I question the wisdom of my own decision to leave quarantine, even if briefly.
Last weekend, Bradley and I piled into the SCM Volvo 122S and drove to the Oregon coast and back.
Our destination was the fabled Bowpicker Fish and Chips in Astoria. The establishment is housed in a free-standing boat on a trailer.
At 69, I am in a high-risk group if I contract the Coronavirus. So we exercised what I thought were proper precautions. We went directly from our condo to the Volvo parked in the underground garage. We cleaned the door handles with Clorox wipes before getting in.
We drove straight to the coast. It was overcast with intermittent rain showers.
Our only stop came when the oil-pressure light began to flicker during spirited driving on a twisty section of Highway 26.
I had not recently checked the oil, and I guessed that the level in the sump was low.
We stopped at a NAPA store. I sent Bradley in to get two quarts of 20/50 High-Mileage oil. He wiped the oil bottles and his hands with sanitary wipes.
He learned how to open the hood on the Volvo and check the oil. It was two quarts low. As the un-baffled sump holds just four quarts, the oil pump pickup, located on the left-hand side of the sump, was starving on hard right-hand turns.
Bradley then learned how to pour oil into an engine, and check the dipstick afterwards.

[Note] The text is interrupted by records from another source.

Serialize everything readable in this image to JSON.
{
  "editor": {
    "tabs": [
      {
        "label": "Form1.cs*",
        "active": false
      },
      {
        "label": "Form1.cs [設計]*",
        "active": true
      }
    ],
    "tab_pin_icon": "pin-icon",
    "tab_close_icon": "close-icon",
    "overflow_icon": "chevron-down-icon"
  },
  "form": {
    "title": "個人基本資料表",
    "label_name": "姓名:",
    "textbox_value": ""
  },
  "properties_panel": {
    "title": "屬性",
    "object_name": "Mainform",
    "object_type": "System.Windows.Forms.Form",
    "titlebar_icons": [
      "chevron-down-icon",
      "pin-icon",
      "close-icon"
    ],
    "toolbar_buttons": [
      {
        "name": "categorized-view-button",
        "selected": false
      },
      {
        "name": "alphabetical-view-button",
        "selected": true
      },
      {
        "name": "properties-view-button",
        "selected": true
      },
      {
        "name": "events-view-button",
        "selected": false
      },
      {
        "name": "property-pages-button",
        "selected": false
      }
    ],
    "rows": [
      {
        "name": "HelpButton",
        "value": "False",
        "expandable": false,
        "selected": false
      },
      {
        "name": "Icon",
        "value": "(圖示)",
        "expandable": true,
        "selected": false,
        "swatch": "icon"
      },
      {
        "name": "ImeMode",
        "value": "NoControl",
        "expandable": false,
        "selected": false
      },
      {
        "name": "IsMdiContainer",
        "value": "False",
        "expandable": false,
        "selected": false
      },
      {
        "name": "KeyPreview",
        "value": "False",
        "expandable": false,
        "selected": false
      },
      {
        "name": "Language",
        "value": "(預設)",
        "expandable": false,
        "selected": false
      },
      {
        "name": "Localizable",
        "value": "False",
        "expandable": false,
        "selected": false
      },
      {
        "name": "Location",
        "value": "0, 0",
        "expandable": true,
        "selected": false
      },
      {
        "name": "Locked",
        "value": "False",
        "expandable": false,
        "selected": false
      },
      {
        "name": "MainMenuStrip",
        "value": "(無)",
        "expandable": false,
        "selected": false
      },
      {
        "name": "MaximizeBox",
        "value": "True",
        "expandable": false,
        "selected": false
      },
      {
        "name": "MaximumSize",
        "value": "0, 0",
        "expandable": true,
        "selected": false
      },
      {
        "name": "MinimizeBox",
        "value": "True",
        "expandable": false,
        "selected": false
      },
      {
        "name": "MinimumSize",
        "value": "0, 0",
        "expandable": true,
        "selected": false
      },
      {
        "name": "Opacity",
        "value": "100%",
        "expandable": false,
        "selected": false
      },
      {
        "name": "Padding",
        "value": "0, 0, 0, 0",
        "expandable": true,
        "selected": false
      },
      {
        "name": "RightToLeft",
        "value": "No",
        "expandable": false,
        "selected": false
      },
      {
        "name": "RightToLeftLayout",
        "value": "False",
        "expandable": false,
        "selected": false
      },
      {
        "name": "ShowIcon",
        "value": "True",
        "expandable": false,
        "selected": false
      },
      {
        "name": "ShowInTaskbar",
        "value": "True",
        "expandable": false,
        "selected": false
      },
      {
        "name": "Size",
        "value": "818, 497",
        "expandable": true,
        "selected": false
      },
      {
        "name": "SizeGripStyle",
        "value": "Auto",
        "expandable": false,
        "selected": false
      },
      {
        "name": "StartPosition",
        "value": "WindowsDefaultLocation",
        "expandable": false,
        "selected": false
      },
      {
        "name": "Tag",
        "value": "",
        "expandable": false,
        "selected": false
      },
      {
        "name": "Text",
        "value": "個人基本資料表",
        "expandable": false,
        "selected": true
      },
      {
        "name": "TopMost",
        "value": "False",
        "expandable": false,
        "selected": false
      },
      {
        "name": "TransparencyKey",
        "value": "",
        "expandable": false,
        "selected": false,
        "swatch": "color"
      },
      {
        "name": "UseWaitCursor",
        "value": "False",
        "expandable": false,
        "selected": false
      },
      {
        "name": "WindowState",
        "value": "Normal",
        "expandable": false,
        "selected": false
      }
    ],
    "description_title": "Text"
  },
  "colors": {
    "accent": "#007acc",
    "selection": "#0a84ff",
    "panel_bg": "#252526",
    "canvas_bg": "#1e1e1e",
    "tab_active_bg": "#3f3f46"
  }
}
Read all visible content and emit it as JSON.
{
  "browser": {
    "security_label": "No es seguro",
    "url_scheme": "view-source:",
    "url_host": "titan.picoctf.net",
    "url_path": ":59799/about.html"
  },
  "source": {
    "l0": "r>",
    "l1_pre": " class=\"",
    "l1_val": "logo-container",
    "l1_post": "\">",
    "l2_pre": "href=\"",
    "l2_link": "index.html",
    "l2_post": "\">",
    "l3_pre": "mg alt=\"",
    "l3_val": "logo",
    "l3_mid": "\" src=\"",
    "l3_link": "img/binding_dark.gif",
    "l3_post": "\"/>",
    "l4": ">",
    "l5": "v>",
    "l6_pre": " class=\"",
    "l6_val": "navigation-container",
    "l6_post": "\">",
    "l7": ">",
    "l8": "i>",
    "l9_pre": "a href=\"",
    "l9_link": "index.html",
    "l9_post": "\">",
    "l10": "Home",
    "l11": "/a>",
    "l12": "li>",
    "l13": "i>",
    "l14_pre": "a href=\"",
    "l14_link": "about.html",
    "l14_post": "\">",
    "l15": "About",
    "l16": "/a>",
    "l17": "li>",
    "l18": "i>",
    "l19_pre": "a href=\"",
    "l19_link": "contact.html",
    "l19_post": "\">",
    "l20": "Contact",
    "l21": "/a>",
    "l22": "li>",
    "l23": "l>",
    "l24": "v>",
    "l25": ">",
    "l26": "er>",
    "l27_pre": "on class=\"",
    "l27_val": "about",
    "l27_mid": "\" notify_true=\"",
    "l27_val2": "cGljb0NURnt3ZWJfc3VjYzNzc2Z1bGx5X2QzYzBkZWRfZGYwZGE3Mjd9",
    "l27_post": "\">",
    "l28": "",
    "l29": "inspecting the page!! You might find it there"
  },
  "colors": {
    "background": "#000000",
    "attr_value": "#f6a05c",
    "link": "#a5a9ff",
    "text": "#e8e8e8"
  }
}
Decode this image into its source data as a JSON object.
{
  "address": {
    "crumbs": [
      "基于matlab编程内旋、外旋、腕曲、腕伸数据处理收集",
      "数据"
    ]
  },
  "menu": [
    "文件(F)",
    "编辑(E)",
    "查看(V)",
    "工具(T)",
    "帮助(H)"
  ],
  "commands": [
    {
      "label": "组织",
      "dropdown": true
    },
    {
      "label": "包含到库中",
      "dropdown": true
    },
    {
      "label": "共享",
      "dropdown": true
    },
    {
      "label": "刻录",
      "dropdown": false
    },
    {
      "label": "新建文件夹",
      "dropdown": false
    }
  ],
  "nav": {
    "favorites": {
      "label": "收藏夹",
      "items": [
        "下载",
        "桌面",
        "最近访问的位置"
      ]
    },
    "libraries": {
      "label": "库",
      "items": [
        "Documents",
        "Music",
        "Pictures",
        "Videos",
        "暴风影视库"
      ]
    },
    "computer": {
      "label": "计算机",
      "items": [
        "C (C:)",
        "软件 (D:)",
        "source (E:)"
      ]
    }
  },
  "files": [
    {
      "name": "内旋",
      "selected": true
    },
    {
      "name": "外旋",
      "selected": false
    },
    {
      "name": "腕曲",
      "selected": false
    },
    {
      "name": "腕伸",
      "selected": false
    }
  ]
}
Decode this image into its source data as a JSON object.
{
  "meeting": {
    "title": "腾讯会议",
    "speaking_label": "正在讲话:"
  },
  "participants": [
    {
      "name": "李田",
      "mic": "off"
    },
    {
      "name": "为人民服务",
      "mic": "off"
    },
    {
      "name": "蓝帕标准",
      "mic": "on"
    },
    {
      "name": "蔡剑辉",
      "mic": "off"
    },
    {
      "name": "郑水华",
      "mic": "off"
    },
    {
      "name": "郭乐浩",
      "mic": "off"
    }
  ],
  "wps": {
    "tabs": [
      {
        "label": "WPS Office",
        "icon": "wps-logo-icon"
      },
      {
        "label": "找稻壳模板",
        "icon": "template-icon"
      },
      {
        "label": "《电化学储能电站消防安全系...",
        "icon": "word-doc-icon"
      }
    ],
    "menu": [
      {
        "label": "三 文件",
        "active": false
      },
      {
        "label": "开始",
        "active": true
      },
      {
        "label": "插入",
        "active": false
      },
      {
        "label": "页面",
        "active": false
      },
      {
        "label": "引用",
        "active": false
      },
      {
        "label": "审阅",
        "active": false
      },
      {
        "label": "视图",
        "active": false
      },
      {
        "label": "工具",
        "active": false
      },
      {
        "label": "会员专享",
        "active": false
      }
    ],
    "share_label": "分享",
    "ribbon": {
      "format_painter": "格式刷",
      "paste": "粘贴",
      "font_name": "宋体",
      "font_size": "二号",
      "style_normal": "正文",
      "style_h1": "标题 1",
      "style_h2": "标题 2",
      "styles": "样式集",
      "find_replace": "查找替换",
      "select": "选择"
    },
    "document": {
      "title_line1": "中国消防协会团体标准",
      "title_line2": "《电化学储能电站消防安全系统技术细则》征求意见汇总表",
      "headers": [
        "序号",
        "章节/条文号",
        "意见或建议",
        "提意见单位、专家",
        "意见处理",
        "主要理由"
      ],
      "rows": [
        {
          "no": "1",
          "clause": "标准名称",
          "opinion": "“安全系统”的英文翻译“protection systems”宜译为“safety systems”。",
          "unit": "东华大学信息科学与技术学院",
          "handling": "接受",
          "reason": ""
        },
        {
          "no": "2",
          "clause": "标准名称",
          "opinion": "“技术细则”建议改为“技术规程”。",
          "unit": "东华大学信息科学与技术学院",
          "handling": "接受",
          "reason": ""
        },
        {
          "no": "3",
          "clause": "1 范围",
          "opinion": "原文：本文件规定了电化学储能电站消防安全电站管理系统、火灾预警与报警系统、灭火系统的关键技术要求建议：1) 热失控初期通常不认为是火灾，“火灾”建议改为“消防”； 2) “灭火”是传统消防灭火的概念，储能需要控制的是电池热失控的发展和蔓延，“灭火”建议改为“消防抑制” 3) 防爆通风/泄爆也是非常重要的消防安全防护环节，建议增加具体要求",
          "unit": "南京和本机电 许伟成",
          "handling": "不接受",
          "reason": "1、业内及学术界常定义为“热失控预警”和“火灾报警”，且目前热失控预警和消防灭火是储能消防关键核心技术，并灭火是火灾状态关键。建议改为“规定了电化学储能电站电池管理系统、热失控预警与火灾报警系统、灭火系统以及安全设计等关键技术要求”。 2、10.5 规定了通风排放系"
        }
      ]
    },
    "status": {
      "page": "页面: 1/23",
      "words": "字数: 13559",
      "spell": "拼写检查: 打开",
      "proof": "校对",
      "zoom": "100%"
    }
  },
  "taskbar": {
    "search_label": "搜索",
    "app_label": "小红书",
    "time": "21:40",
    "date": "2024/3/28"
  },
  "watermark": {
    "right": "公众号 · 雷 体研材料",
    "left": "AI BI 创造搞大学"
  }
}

We motored on. The Bowpicker had closed early, but a good second choice turned out to be South Bay Wild on Duane Street. We ordered takeout ahead of time, and Bradley went in and picked it up.
Halibut is in season, and we enjoyed our deep-fried delight in the car.
I tried and failed to balance the meal on my lap; the second time I spilled it the container of tartar sauce came open and deposited its contents onto my expensive driving gloves. Their aroma will serve as a permanent olfactory reminder of our trip.
On the way back to Portland we stopped for fuel. Bradley wanted to learn how to put gas into the car. He wiped the handle of the nozzle with Clorox wipes. He then picked up the nozzle, inserted it into the gas tank and filled it. We were getting 24 mpg.
After he was finished, he went to the restroom and washed his hands with soap and water.
We then drove back to Portland, this time taking Highway 30 to Interstate 5. While the Volvo was a joy on two-lane roads, that was not the case on the freeway — at 75 mph in pouring rain – with hulking SUVs whistling by us at 90 mph.
The teachable moment and bonding time with my son were very positive. He is thoroughly at home in the 122S, and his memories of being in the Giulia Super are fast fading.
He learned how to replenish the fuel and oil in the car. He’s starting to understand that old cars require thoughtful care and feeding, as well as attention. Supposed I hadn’t noticed the oil light flickering? That could have cost us an engine.
I understand that I put us both at a higher risk than if we had simply stayed home and played video Scrabble, currently a favorite pastime.
What would you have done? Did the risks outweigh the rewards? Would you have made a different decision?
I look forward to reading your thoughts.